UNIVERSITY PARK, Pa. — One Penn State professor is seeking to merge physical bioinformatics, which is the science of collecting and analyzing complex biological data, to create analysis tools to better understand the behaviors of protein synthesis, influence and protein expression.
Edward O’Brien, assistant professor of chemistry and Penn State Institute for CyberScience faculty co-hire, has received $687,883 from the National Science Foundation (NSF) for his new research based in the interdisciplinary fields of chemistry, physics and bioinformatics.
“O’Brien’s new study showcases the importance of merging fields to develop new tools and methods of analyses,” ICS Director and Professor of Meteorology and Atmospheric Science Jenni Evans said. “Interdisciplinary study is at the heart of the ICS mission and O’Brien is using these three fields to answer significant questions on a molecular scale.”
O’Brien’s project, which will span three years, will collaborate with Penn State’s Upward Bound Math and Science Program (UBMS). UBMS assists participating students from local schools in identifying and developing their abilities in the fields of math or science. This program encourages the students to pursue postsecondary degrees in STEM. O’Brien has been working with UBMS since 2016, and has had four different students in his lab. O’Brien will have two students for this project.

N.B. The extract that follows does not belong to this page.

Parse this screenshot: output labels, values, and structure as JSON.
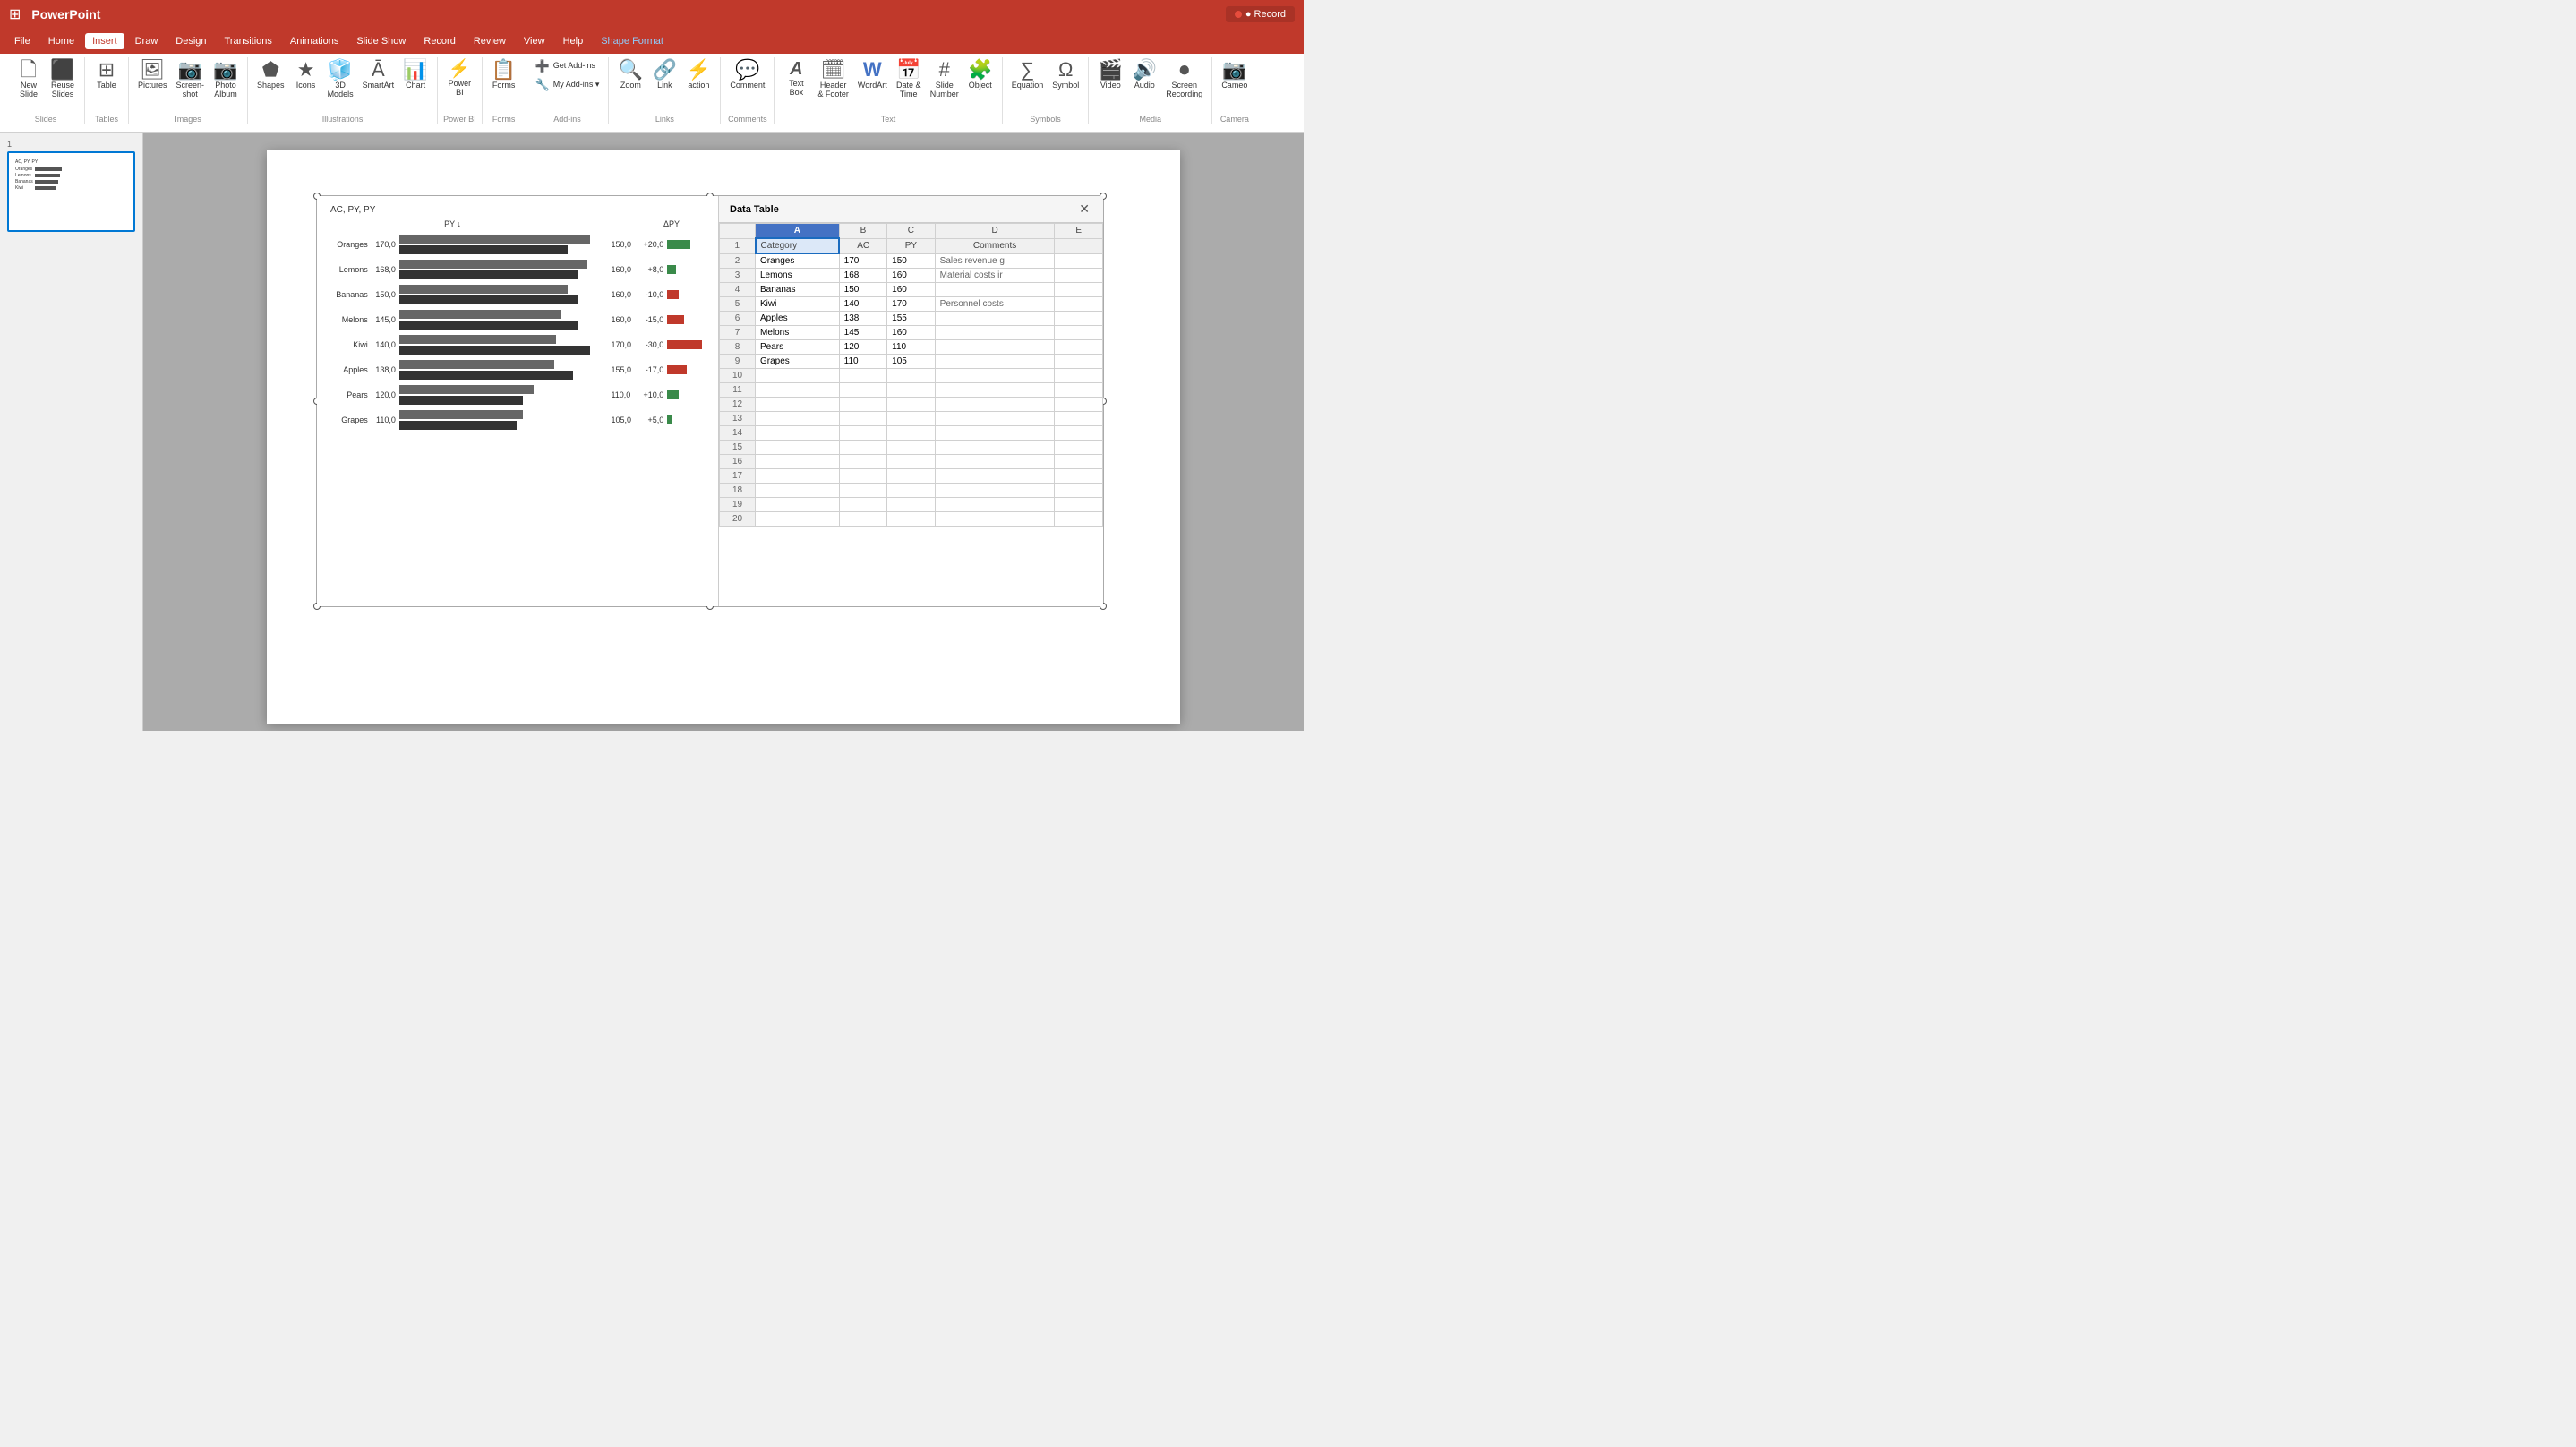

Utilizing computationally intensive research methods provided by the ICS Advanced CyberInfrastructure, O’Brien will explore this data and protein behavior to answer two fundamental biological questions: what controls protein translations and their speeds, and if evolution has encoded translation rates to control certain processes.
“Bioinformatics is an approach for analyzing large biological datasets and it has largely been dominated by computer scientists and molecular biologists,” O’Brien said. “We’re bringing physical sciences to bioinformatics by developing analysis tools motivated by the chemistry and the physics of the underlying system that is being measured.”
O’Brien research is motivated by protein synthesis, which occurs at certain rates, such as how quickly proteins are produced. This project will work to design analysis tools to make the measurement of those rates “easy and rigorous.”
“In principle, an experimentalist can take a cell they’re interested in, carry out studies, produce their data, and then the analysis tools will look at the data to report information such as the initiation rate of protein synthesis and the elongation rate of protein synthesis across all of the genes in the cell,” O’Brien said.
Along with developing new methods and analysis tools, O’Brien is looking to take these tools and apply them in Galaxy, a web-based platform for comprehensible and reproducible computational biomedical research. By using Galaxy, researchers with no coding knowledge are able to take their data and run tests with pre-programmed analysis tools.
O’Brien said that his research ultimately aims to aid in the study of certain mutations and their linkage to cancer. He hopes to use these tools to look at certain translation speeds to discover what mutations contribute to cancer.